There have been numerous reports that Libyan leader Moammar Gadhafi is using mercenaries to try to quell the unrest in his country. It wouldn’t be the first time he’s employed outside fighters.
Retired army Lt. Col. Robert Brown is editor and publisher of Soldier of Fortune Magazine. It reports on what it calls “news and adventure.” The magazine’s editorial policy is stated as pro-military, pro-strong U.S. defense, pro-police and pro-veteran.
Brown says Mr. Gadhafi has a history of using mercenaries.
“You’ve had Gadhafi employing mercenaries way back in the late 70s, when he had Americans, when he had employed two notorious individuals – Frank Terpil and Ed Wilson - who served as advisors to him. And they had brought in a number under false pretenses, I do believe, Americans that had been discharged, or some which were actually on active duty taking leave working for him. It became quite a scandal back then. So, it’s not something unusual,” he says.
Both Terpil and Wilson were former CIA agents accused of many crimes, including illegal arms dealing.
Not all mercenaries alike
Brown says mercenaries are easy to be found in Africa.
“Africa is a very open ground, if you will, for recruiting. You had a lot of your South African soldiers, after the apartheid government fell, serving in Executive Outcomes, which actually did a very good job in suppressing the RUF (Revolutionary United Front) in Sierra Leone.
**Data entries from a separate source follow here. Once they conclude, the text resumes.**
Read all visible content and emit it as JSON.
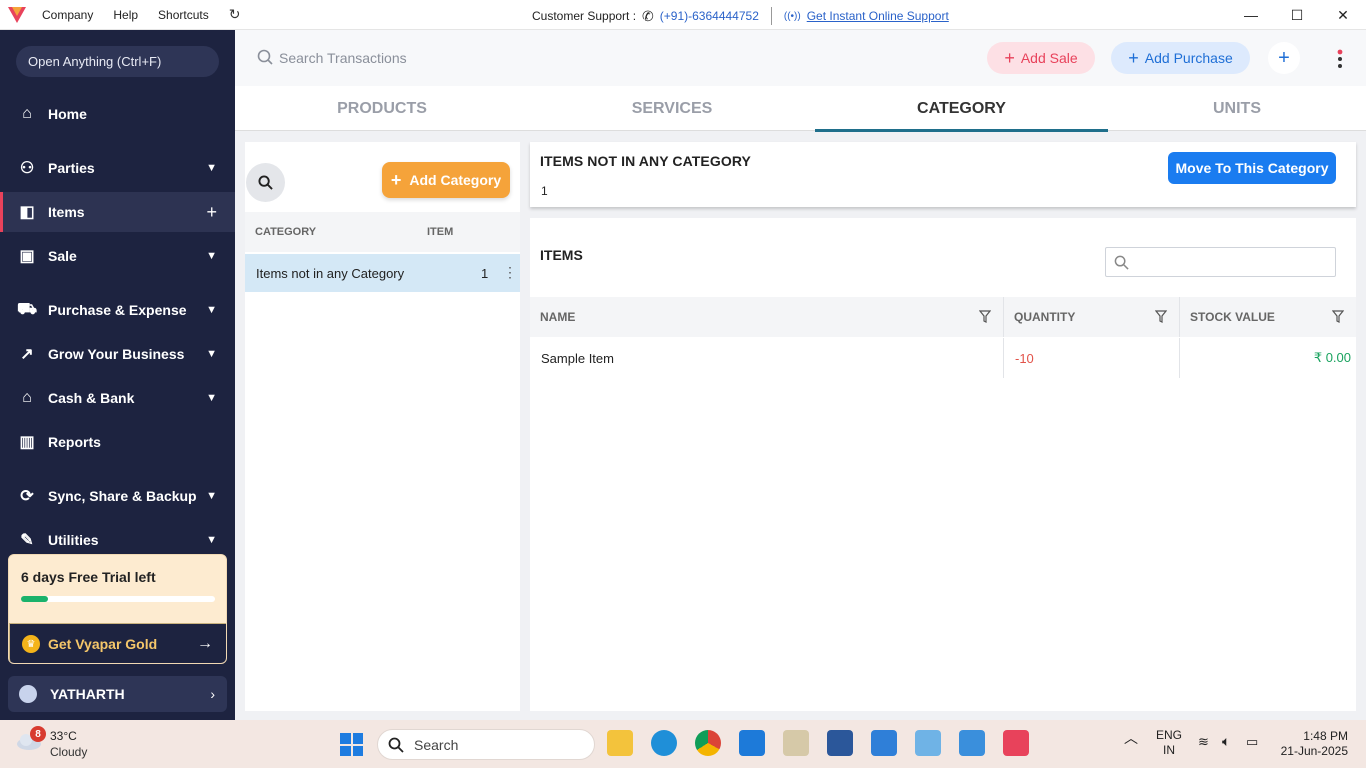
{
  "titlebar": {
    "menus": [
      "Company",
      "Help",
      "Shortcuts"
    ],
    "support_label": "Customer Support :",
    "support_phone": "(+91)-6364444752",
    "online_support": "Get Instant Online Support"
  },
  "sidebar": {
    "open_anything": "Open Anything (Ctrl+F)",
    "items": [
      {
        "label": "Home",
        "icon": "home-icon"
      },
      {
        "label": "Parties",
        "icon": "users-icon"
      },
      {
        "label": "Items",
        "icon": "bag-icon"
      },
      {
        "label": "Sale",
        "icon": "receipt-icon"
      },
      {
        "label": "Purchase & Expense",
        "icon": "cart-icon"
      },
      {
        "label": "Grow Your Business",
        "icon": "trend-icon"
      },
      {
        "label": "Cash & Bank",
        "icon": "bank-icon"
      },
      {
        "label": "Reports",
        "icon": "bar-chart-icon"
      },
      {
        "label": "Sync, Share & Backup",
        "icon": "sync-icon"
      },
      {
        "label": "Utilities",
        "icon": "wrench-icon"
      }
    ],
    "trial_text": "6 days Free Trial left",
    "trial_progress": 0.14,
    "gold_label": "Get Vyapar Gold",
    "user_name": "YATHARTH"
  },
  "topbar": {
    "search_placeholder": "Search Transactions",
    "add_sale": "Add Sale",
    "add_purchase": "Add Purchase"
  },
  "tabs": [
    "PRODUCTS",
    "SERVICES",
    "CATEGORY",
    "UNITS"
  ],
  "left_panel": {
    "add_category": "Add Category",
    "col_category": "CATEGORY",
    "col_item": "ITEM",
    "rows": [
      {
        "name": "Items not in any Category",
        "count": "1"
      }
    ]
  },
  "right_panel": {
    "header_title": "ITEMS NOT IN ANY CATEGORY",
    "header_count": "1",
    "move_button": "Move To This Category",
    "items_title": "ITEMS",
    "columns": [
      "NAME",
      "QUANTITY",
      "STOCK VALUE"
    ],
    "rows": [
      {
        "name": "Sample Item",
        "quantity": "-10",
        "stock_value": "₹ 0.00"
      }
    ]
  },
  "taskbar": {
    "weather_badge": "8",
    "temperature": "33°C",
    "condition": "Cloudy",
    "search": "Search",
    "lang1": "ENG",
    "lang2": "IN",
    "time": "1:48 PM",
    "date": "21-Jun-2025"
  },
  "colors": {
    "sidebar_bg": "#1d2340",
    "accent_red": "#e8425b",
    "accent_blue": "#1a7cf0",
    "add_category": "#f5a33a",
    "negative_qty": "#e2534a",
    "stock_value": "#1aa35f"
  }
}
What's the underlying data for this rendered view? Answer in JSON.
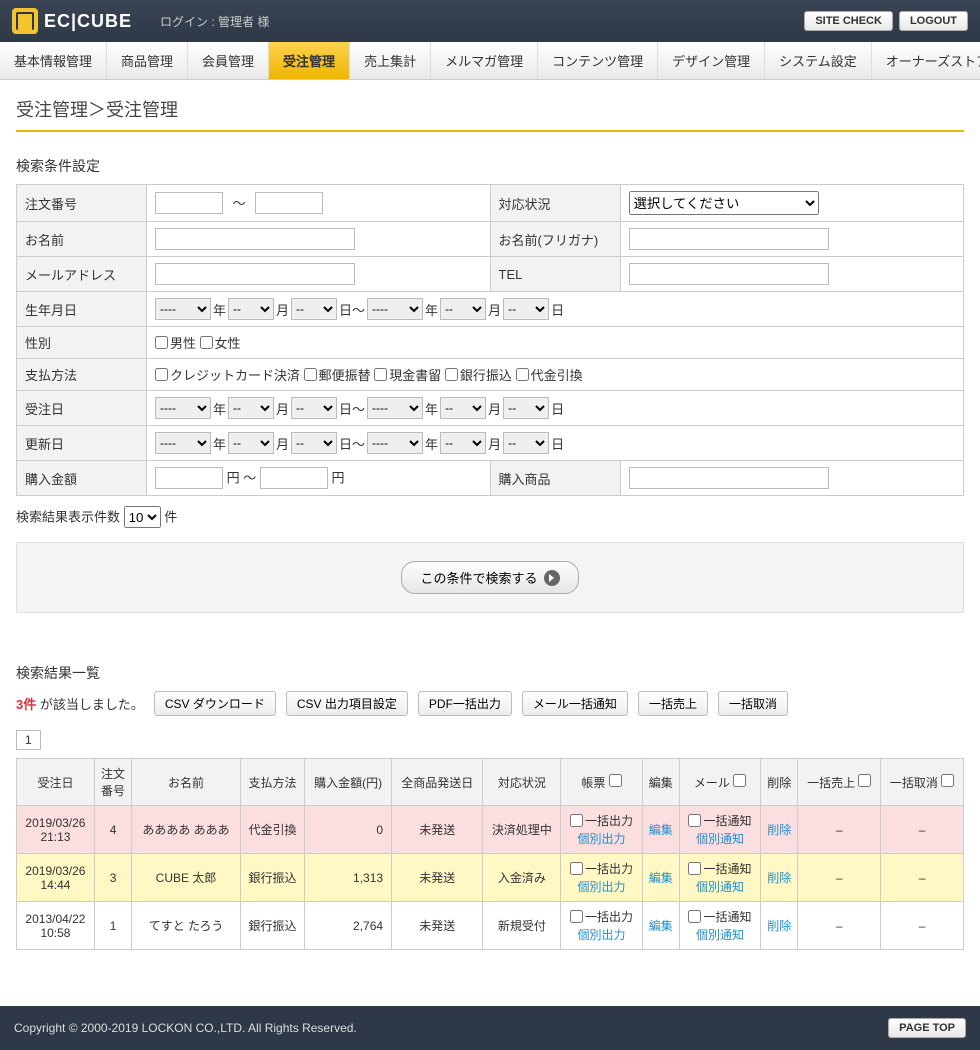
{
  "header": {
    "logo_text": "EC|CUBE",
    "login_info": "ログイン : 管理者 様",
    "site_check": "SITE CHECK",
    "logout": "LOGOUT"
  },
  "tabs": [
    "基本情報管理",
    "商品管理",
    "会員管理",
    "受注管理",
    "売上集計",
    "メルマガ管理",
    "コンテンツ管理",
    "デザイン管理",
    "システム設定",
    "オーナーズストア"
  ],
  "active_tab": 3,
  "breadcrumb": "受注管理＞受注管理",
  "section_search_title": "検索条件設定",
  "labels": {
    "order_no": "注文番号",
    "status": "対応状況",
    "name": "お名前",
    "name_kana": "お名前(フリガナ)",
    "email": "メールアドレス",
    "tel": "TEL",
    "birth": "生年月日",
    "sex": "性別",
    "payment": "支払方法",
    "order_date": "受注日",
    "update_date": "更新日",
    "amount": "購入金額",
    "product": "購入商品",
    "tilde": "～",
    "year": "年",
    "month": "月",
    "day": "日",
    "day_to": "日～",
    "yen": "円",
    "yen_to": "円 ～",
    "male": "男性",
    "female": "女性",
    "pay_credit": "クレジットカード決済",
    "pay_postal": "郵便振替",
    "pay_cash": "現金書留",
    "pay_bank": "銀行振込",
    "pay_cod": "代金引換",
    "status_placeholder": "選択してください",
    "date_dash": "----",
    "date_dd": "--"
  },
  "page_size": {
    "prefix": "検索結果表示件数",
    "value": "10",
    "suffix": "件"
  },
  "search_btn": "この条件で検索する",
  "results": {
    "title": "検索結果一覧",
    "count": "3件",
    "count_suffix": "が該当しました。",
    "csv_dl": "CSV ダウンロード",
    "csv_cfg": "CSV 出力項目設定",
    "pdf": "PDF一括出力",
    "mail": "メール一括通知",
    "bulk_sale": "一括売上",
    "bulk_cancel": "一括取消",
    "page": "1"
  },
  "cols": {
    "date": "受注日",
    "no": "注文\n番号",
    "name": "お名前",
    "payment": "支払方法",
    "amount": "購入金額(円)",
    "ship": "全商品発送日",
    "status": "対応状況",
    "slip": "帳票",
    "edit": "編集",
    "mail": "メール",
    "del": "削除",
    "bulk_sale": "一括売上",
    "bulk_cancel": "一括取消"
  },
  "cell_labels": {
    "bulk_out": "一括出力",
    "indiv_out": "個別出力",
    "bulk_notify": "一括通知",
    "indiv_notify": "個別通知",
    "edit": "編集",
    "del": "削除",
    "dash": "–"
  },
  "rows": [
    {
      "cls": "row-pink",
      "date": "2019/03/26\n21:13",
      "no": "4",
      "name": "ああああ あああ",
      "pay": "代金引換",
      "amount": "0",
      "ship": "未発送",
      "status": "決済処理中"
    },
    {
      "cls": "row-yellow",
      "date": "2019/03/26\n14:44",
      "no": "3",
      "name": "CUBE 太郎",
      "pay": "銀行振込",
      "amount": "1,313",
      "ship": "未発送",
      "status": "入金済み"
    },
    {
      "cls": "",
      "date": "2013/04/22\n10:58",
      "no": "1",
      "name": "てすと たろう",
      "pay": "銀行振込",
      "amount": "2,764",
      "ship": "未発送",
      "status": "新規受付"
    }
  ],
  "footer": {
    "copyright": "Copyright © 2000-2019 LOCKON CO.,LTD. All Rights Reserved.",
    "pagetop": "PAGE TOP"
  }
}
You had a lot of Chadians I think that are now with Gadhafi’s forces,” he says.
Brown says mercenaries can be motivated by any number of things to fight, including adventure and especially money. But he says not all mercenaries are alike.
“Well, it’s hard to say what their level of training is,” he says, “whether they’re just thugs that can go around and beat people as an irregular force or whether they’ve been trained. This I don’t think anybody knows. And certainly their effectiveness is going to be predicated on what type of training they have and what their capabilities are. Certainly, it doesn’t take a great deal of training to go around and beat civilians or shoot civilians.”
He says they do know that if they are caught by the opposition that their lives are at stake. And if reports from Libya are true, suspected mercenaries have not been treated kindly.
He says there can be a big difference between those called mercenaries and those called contractors, like those we’ve seen in Iraq working on behalf of the U.S.
Brown says, “People that Gadhafi has certainly don’t have the training or the capabilities as the people who’ve been hired as contractors. Because whether you approve or disapprove of contractors, it’s been my experience that these people for the most part are very well trained, or they wouldn’t be hired.”
Robert Brown has been the editor of Soldier of Fortune Magazine since its founding 35 years ago.